### Task description
Keyword search on "BlueCore": report each line of the records that contains it.

### Records shown
'''

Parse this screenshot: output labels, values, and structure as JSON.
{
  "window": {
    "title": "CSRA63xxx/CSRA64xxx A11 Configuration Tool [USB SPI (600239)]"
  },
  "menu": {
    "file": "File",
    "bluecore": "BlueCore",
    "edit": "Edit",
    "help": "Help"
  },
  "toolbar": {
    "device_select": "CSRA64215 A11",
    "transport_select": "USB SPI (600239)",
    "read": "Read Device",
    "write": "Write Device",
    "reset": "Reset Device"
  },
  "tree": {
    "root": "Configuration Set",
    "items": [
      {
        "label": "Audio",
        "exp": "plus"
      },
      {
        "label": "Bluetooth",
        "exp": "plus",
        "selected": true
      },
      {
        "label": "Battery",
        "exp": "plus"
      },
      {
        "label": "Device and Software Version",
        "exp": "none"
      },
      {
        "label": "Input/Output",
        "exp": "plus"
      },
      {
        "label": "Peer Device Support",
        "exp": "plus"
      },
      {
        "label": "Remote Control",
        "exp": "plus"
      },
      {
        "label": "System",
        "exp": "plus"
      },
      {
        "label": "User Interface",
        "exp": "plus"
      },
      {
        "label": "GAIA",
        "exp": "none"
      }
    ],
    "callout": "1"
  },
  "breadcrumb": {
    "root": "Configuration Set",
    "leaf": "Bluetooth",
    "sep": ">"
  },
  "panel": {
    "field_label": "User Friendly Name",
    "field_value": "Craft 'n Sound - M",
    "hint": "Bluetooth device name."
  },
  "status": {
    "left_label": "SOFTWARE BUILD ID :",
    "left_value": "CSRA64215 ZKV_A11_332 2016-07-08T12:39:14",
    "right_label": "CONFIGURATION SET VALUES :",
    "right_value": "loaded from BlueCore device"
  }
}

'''

### Worked solution
    "bluecore": "BlueCore",
    "right_value": "loaded from BlueCore device"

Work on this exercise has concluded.